With expert and early intervention, prognosis for the stuttering child is maximized. Parts II and III of this short course will show how fluency evaluation and therapy for the child or adolescent must be a positive experience, both in process and results.

There is cause for alarm and immediate referral to a fluency specialist when

There is a need for monitoring when the child is using a fair (not excessive) amount of easy repetitions and There is no need for concern about dysfluency when the child exhibits only normal developmental dysfluency.

The Type of Professional to Whom to Refer

Stuttering is a speech disorder, with neuromuscular symptoms that respond to speech therapy. The type of professional to whom to refer is therefore a speech-language pathologist (SLP). However, at this point, the minimal credentials for the profession do not require a single course on stuttering or any clinical experience with it (i.e., certification by the American Speech-Language-Hearing Association [ASHA] and a state licence). The required expertise in this area cannot be assumed, but requires careful inquiry. Specialization in fluency disorders is the recommended qualification for an SLP for any dysfluent child. At a minimum, treatment by an SLP with a fluency disorders specialist in supervising or consulting capacity must be sought. SLPs in general practice are increasingly referring patients to fluency disorders specialists, the way pediatricians refer patients to neurosurgeons. Specific requirements and a formal mentoring program for fluency disorders specialists are being developed within ASHA. In addition, the scope of any prospective stuttering evaluation and therapy must be explored.

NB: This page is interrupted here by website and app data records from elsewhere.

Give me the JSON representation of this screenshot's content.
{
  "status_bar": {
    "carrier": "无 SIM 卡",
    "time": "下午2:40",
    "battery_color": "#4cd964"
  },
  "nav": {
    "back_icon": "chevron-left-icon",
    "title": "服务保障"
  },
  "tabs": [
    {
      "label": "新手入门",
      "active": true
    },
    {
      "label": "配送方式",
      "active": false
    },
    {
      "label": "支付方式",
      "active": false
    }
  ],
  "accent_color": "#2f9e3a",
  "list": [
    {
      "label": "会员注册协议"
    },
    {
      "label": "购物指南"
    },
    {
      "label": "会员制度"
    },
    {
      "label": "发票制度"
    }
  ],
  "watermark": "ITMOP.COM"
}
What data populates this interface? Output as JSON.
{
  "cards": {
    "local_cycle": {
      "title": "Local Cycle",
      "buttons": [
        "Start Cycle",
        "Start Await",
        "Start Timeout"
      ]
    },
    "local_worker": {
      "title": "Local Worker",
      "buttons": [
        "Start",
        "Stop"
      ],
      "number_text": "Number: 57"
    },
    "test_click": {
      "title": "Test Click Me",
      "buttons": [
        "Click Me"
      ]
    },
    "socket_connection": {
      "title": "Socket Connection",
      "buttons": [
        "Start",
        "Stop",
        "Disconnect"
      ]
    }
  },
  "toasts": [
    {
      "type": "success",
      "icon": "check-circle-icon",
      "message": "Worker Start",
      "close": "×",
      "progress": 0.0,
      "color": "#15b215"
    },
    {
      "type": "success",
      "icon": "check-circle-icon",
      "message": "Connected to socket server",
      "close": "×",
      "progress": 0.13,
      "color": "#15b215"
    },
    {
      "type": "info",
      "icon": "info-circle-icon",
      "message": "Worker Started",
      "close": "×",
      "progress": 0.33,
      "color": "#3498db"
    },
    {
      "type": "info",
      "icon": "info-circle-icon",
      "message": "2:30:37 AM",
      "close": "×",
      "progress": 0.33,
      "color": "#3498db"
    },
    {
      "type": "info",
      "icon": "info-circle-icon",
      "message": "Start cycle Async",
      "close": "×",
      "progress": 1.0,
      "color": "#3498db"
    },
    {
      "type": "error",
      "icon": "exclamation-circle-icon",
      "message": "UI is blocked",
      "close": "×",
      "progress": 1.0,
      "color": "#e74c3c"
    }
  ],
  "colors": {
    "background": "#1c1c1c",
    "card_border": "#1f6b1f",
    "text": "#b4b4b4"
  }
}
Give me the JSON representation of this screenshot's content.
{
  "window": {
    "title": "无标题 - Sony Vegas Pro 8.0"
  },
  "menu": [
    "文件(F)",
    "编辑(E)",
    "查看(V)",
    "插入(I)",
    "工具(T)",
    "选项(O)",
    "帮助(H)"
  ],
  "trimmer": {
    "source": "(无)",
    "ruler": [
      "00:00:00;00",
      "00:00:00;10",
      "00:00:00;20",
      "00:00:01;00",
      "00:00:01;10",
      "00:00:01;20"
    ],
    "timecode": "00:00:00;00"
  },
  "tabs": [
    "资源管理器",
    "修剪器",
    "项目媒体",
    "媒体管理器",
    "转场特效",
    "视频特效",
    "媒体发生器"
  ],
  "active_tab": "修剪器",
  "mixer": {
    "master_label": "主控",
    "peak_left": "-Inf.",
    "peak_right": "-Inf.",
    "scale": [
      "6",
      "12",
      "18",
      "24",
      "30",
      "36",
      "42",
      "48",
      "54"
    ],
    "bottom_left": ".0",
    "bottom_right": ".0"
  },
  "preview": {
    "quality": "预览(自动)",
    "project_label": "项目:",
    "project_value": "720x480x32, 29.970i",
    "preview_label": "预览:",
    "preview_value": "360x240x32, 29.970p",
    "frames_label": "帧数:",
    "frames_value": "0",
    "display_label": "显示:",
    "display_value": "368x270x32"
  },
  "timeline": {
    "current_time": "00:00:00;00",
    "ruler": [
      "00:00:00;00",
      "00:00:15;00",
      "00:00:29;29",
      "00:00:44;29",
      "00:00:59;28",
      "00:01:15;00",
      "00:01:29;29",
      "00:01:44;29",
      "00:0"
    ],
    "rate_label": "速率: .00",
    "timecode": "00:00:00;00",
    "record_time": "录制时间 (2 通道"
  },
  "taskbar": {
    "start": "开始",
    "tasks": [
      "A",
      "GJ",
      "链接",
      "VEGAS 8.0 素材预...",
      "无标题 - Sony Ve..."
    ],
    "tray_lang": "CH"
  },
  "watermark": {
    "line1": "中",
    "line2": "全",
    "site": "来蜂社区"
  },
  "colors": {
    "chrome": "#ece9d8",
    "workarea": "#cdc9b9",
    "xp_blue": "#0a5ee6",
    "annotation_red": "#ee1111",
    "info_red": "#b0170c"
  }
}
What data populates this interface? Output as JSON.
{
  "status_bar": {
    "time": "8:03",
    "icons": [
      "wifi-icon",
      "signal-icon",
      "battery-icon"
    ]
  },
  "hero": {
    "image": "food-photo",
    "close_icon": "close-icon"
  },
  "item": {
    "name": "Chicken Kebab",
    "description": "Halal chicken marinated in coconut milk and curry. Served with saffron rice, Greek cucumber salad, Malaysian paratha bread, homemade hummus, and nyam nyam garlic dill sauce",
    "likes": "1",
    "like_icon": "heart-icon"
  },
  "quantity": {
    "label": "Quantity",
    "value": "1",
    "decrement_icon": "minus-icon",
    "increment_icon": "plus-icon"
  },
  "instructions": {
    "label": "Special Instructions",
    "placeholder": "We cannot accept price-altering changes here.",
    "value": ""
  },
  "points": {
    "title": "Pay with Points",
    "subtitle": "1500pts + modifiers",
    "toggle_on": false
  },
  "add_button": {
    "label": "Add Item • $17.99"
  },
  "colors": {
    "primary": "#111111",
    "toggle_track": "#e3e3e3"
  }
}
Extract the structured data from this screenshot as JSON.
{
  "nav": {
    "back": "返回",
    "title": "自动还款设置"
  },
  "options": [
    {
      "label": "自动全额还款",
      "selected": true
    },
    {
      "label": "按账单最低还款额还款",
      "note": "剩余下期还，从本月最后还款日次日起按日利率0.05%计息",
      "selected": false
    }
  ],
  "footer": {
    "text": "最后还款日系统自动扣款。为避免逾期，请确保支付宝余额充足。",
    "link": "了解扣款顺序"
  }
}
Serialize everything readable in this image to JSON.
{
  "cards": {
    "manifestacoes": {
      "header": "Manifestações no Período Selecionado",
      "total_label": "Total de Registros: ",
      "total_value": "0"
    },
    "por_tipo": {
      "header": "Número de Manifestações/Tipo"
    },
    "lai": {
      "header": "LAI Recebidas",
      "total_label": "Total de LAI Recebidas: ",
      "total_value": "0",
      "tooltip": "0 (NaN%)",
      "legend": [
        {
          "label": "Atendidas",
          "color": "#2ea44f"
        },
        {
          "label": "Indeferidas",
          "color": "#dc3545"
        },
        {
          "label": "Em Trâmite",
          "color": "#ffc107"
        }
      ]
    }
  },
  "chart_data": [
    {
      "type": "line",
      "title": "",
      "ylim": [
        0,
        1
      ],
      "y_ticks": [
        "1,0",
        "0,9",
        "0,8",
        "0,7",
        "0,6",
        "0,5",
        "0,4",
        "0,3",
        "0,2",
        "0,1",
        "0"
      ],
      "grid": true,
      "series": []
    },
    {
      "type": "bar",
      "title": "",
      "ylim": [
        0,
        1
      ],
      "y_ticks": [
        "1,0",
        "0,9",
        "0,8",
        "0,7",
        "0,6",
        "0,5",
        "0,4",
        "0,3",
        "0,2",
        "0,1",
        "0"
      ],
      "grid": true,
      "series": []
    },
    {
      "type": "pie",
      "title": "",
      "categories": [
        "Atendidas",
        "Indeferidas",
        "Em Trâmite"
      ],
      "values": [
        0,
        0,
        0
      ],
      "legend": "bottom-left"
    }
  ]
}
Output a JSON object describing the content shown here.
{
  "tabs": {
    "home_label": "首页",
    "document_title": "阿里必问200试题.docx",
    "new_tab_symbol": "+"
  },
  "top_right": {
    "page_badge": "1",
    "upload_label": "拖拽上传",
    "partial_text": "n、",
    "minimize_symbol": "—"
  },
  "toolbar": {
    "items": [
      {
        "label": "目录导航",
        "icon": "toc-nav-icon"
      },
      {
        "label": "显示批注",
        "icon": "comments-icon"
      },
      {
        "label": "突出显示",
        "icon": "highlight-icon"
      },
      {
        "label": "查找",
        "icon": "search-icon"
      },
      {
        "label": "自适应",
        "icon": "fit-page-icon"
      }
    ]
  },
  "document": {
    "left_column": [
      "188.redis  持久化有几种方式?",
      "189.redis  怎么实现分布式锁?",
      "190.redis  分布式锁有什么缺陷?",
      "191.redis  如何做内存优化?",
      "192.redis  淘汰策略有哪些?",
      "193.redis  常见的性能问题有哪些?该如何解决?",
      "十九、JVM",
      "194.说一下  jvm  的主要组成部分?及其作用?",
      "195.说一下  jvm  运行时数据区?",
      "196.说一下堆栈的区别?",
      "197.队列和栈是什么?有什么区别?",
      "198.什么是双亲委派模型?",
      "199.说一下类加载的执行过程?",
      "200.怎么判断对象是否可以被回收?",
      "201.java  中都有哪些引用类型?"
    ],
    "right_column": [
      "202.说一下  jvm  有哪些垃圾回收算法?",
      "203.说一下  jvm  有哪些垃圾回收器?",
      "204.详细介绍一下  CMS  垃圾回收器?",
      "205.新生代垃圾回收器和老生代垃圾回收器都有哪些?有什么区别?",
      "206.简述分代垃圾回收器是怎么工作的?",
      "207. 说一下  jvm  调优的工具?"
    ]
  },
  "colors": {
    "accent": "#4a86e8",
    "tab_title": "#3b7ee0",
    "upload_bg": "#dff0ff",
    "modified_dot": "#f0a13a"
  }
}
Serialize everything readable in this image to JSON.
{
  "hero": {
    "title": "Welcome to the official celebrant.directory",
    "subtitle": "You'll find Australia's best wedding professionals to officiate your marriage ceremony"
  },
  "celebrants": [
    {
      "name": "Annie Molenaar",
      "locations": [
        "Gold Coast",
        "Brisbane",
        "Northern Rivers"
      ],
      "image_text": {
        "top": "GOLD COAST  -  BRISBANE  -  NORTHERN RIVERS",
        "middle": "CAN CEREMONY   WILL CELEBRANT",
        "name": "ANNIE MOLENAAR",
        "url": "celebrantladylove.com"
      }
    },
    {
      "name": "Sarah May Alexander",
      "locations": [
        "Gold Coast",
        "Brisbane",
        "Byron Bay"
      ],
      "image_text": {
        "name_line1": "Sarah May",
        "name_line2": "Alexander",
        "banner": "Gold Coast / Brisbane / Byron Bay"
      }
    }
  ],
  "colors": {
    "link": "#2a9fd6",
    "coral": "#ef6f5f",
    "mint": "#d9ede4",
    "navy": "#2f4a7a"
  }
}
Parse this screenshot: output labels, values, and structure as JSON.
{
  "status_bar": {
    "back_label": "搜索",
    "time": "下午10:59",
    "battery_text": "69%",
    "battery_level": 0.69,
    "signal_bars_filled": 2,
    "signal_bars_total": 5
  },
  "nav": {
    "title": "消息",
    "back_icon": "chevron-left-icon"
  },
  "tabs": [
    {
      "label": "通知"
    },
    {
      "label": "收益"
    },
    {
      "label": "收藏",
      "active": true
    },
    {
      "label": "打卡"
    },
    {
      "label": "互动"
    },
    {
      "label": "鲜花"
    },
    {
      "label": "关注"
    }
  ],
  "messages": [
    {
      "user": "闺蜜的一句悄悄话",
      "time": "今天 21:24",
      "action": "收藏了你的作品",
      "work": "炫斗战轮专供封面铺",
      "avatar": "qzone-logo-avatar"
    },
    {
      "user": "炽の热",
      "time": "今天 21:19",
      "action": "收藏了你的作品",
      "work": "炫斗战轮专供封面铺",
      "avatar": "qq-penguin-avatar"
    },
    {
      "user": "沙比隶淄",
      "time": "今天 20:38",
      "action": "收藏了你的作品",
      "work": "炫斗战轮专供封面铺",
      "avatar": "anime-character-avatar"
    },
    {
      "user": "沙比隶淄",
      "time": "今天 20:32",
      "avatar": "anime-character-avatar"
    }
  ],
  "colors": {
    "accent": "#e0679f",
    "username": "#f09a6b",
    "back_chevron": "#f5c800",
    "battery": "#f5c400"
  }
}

The official guidelines of the national association for practice in stuttering treatment (13) state that "Stuttering treatments that do not address the complete problem in whatever complexity it presents are not within the guidelines of good practice"(p. 27).

Fluency disorders specialists may be located through the Stuttering Foundation of America, ASHA, the National Stuttering Project, Speak Easy International, and university programs.


1. Wexler KB. Developmental disfluency in 2-, 4-, and 6-year-old boys in neutral and stress situations. J Speech Hearing Res 25:229-234, 1982.

2. Wexler KB, Mysak ED. Disfluency characteristics of 2-, 4-, and 6-year-old males. J Fluency Dis 7:37-46, 1982.

3. Bloodstein O. A handbook on stuttering. Easter Seals, Chicago, 1987.

4. Gregory HH, Hill D. Differential evaluation-differential therapy for stuttering children. In: Curlee RE (ed). Stuttering and related disorders of fluency. Thieme, New York, 1993.

5. Freeman FJ, Ushijima T. Laryngeal muscle activity during stuttering. J Speech Hearing Res 21:538-562, 1978.

6. Smith A, Denny M, Shaffer L, Kelly E, Hirano M. Activity of intrinsic laryngeal muscles in fluent and disfluent speech. J Speech Hearing Res 39:329-348, 1996.

7. Bloodstein O. Stuttering: The search for a cause and cure. Allyn and Bacon, Needham Heights, 1993.

8. Kidd KK. Recent progress on the genetics of stuttering. In: Ludlow C, Cooper J (eds). Genetic aspects of speech and language. Academic Press, New York, 1983.

9. Conture EG. Stuttering. Prentice Hall, Englewood Cliffs, 1990.

10. Starkweather CW, Gottwald SR, Halfond MM. Stuttering prevention. Prentice Hall, Englewood Cliffs, 1990.

11. Howie PM. Concordance for stuttering in monozygotic and dizygotic twin pairs. J Speech Hearing Res 24:317-321, 1981.

12. Daly DA. Cluttering: Another fluency syndrome. In: Curlee RF (ed). Stuttering and related disorders of fluency. Thieme, New York, 1993.

13. American Speech-Language-Hearing Association. Guidelines for practice in stuttering treatment. ASHA 37, Suppl 14:26-35, 1995.

continue to Part II

added with permission, September 23, 1997